The former couple couldn’t agree on the value of the collection. That‘s why the art is sold and the proceeds split in half.
The highest amount, more than 82 million including payouts, was counted for No. 7, by Mark Rothko, a 1951 painting, well above the expected yield (70 million). The buyer is a person from Asia.
The other works of art, such as Jackson Pollock and Alberto Giacometti, were also offered generously. A collector who attended the auction wasn’t surprised, he told The New York Times: “Top quality always sells.” According to the newspaper, the demand for top art is greater than the supply. Collectors see the auction of a leading collection as an opportunity and a tax-favourable investment.
For the New York auction, the Macklowe collection went on a journey, as a pre-viewing process. In Taipei, Hong Kong, Los Angeles and Paris, thousands of curious people took a look.
The auction of post-war and contemporary works of art is in two parts, the second is scheduled for May next year. It is also expected that auction will raise several hundred millions. This will make it the biggest auction of a private art collection of all time.
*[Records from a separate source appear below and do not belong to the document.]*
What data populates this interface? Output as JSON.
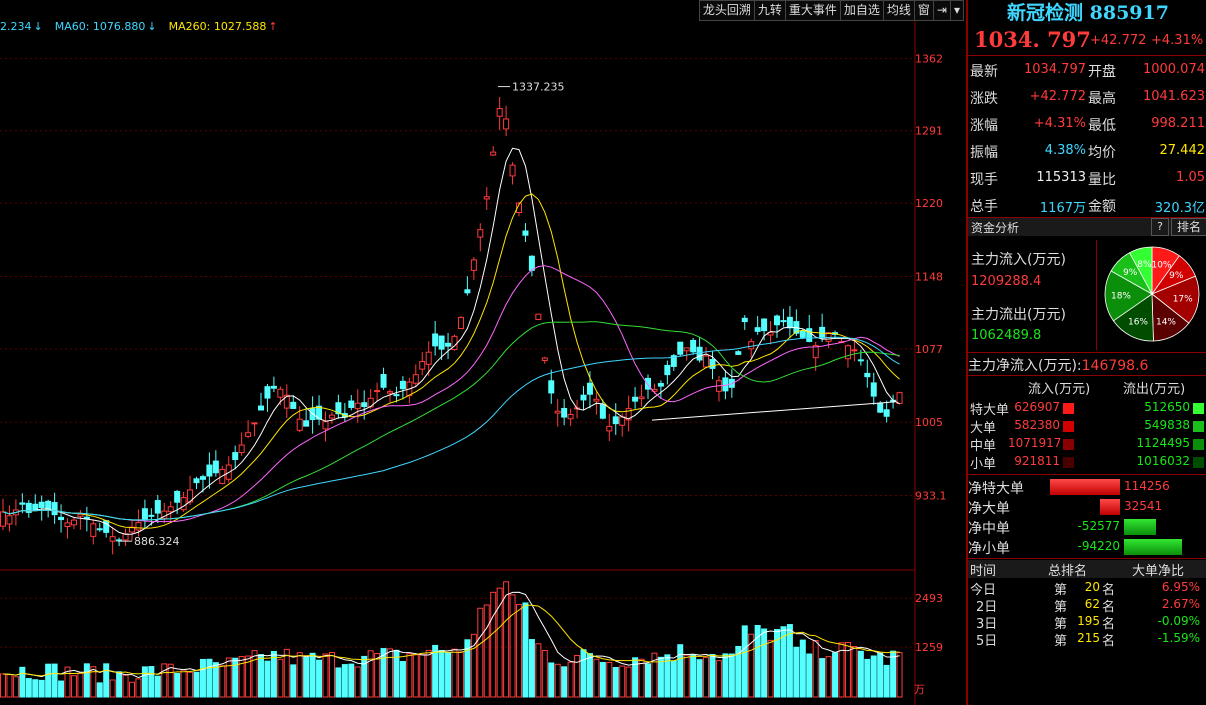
{
  "toolbar": {
    "items": [
      "龙头回溯",
      "九转",
      "重大事件",
      "加自选",
      "均线",
      "窗",
      "⇥",
      "▾"
    ]
  },
  "ma_legend": [
    {
      "text": "2.234",
      "arrow": "↓",
      "color": "#3fd7ff"
    },
    {
      "text": "MA60: 1076.880",
      "arrow": "↓",
      "color": "#3fd7ff"
    },
    {
      "text": "MA260: 1027.588",
      "arrow": "↑",
      "color": "#ffe600"
    }
  ],
  "price_axis": [
    "1362",
    "1291",
    "1220",
    "1148",
    "1077",
    "1005",
    "933.1"
  ],
  "volume_axis": [
    "2493",
    "1259"
  ],
  "volume_unit": "万",
  "annotations": {
    "high": "1337.235",
    "low": "886.324"
  },
  "chart_data": {
    "type": "candlestick",
    "price_range": [
      860,
      1380
    ],
    "volume_range": [
      0,
      2700
    ],
    "high_label": 1337.235,
    "low_label": 886.324
  },
  "panel": {
    "title": "新冠检测 885917",
    "price": "1034. 797",
    "change": "+42.772",
    "change_pct": "+4.31%",
    "stats": [
      {
        "l1": "最新",
        "v1": "1034.797",
        "c1": "red",
        "l2": "开盘",
        "v2": "1000.074",
        "c2": "red"
      },
      {
        "l1": "涨跌",
        "v1": "+42.772",
        "c1": "red",
        "l2": "最高",
        "v2": "1041.623",
        "c2": "red"
      },
      {
        "l1": "涨幅",
        "v1": "+4.31%",
        "c1": "red",
        "l2": "最低",
        "v2": "998.211",
        "c2": "red"
      },
      {
        "l1": "振幅",
        "v1": "4.38%",
        "c1": "cyan",
        "l2": "均价",
        "v2": "27.442",
        "c2": "yellow"
      },
      {
        "l1": "现手",
        "v1": "115313",
        "c1": "white",
        "l2": "量比",
        "v2": "1.05",
        "c2": "red"
      },
      {
        "l1": "总手",
        "v1": "1167万",
        "c1": "cyan",
        "l2": "金额",
        "v2": "320.3亿",
        "c2": "cyan"
      }
    ],
    "fund_title": "资金分析",
    "fund_q": "?",
    "fund_rank": "排名",
    "main_in_label": "主力流入(万元)",
    "main_in_value": "1209288.4",
    "main_out_label": "主力流出(万元)",
    "main_out_value": "1062489.8",
    "net_label": "主力净流入(万元):",
    "net_value": "146798.6",
    "pie": [
      {
        "label": "10%",
        "value": 10,
        "color": "#ff1a1a"
      },
      {
        "label": "9%",
        "value": 9,
        "color": "#d10000"
      },
      {
        "label": "17%",
        "value": 17,
        "color": "#a30000"
      },
      {
        "label": "14%",
        "value": 14,
        "color": "#5a0000"
      },
      {
        "label": "16%",
        "value": 16,
        "color": "#004d00"
      },
      {
        "label": "18%",
        "value": 18,
        "color": "#0b8f0b"
      },
      {
        "label": "9%",
        "value": 9,
        "color": "#19c019"
      },
      {
        "label": "8%",
        "value": 8,
        "color": "#33ff33"
      }
    ],
    "flow_header": {
      "in": "流入(万元)",
      "out": "流出(万元)"
    },
    "flows": [
      {
        "name": "特大单",
        "in": "626907",
        "out": "512650"
      },
      {
        "name": "大单",
        "in": "582380",
        "out": "549838"
      },
      {
        "name": "中单",
        "in": "1071917",
        "out": "1124495"
      },
      {
        "name": "小单",
        "in": "921811",
        "out": "1016032"
      }
    ],
    "nets": [
      {
        "name": "净特大单",
        "value": "114256",
        "num": 114256
      },
      {
        "name": "净大单",
        "value": "32541",
        "num": 32541
      },
      {
        "name": "净中单",
        "value": "-52577",
        "num": -52577
      },
      {
        "name": "净小单",
        "value": "-94220",
        "num": -94220
      }
    ],
    "rank_header": {
      "time": "时间",
      "rank": "总排名",
      "ratio": "大单净比"
    },
    "ranks": [
      {
        "time": "今日",
        "pre": "第",
        "num": "20",
        "post": "名",
        "ratio": "6.95%",
        "c": "red"
      },
      {
        "time": "2日",
        "pre": "第",
        "num": "62",
        "post": "名",
        "ratio": "2.67%",
        "c": "red"
      },
      {
        "time": "3日",
        "pre": "第",
        "num": "195",
        "post": "名",
        "ratio": "-0.09%",
        "c": "green"
      },
      {
        "time": "5日",
        "pre": "第",
        "num": "215",
        "post": "名",
        "ratio": "-1.59%",
        "c": "green"
      }
    ]
  }
}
Real estate mogul Harry Macklowe and his ex-wife Linda created their collection over a period of 50 years, and Linda was the biggest collector of the two. “She had a strong, unrelenting love for abstract art, and also a keen eye for figurative art,” said an art dealer, who did a lot of business with her. “Every work here at auction is subtle and unique.”
Now that the collection breaks down, there is a chance that the works of art will end up in an unknown private collection and will not be seen anywhere for the time being.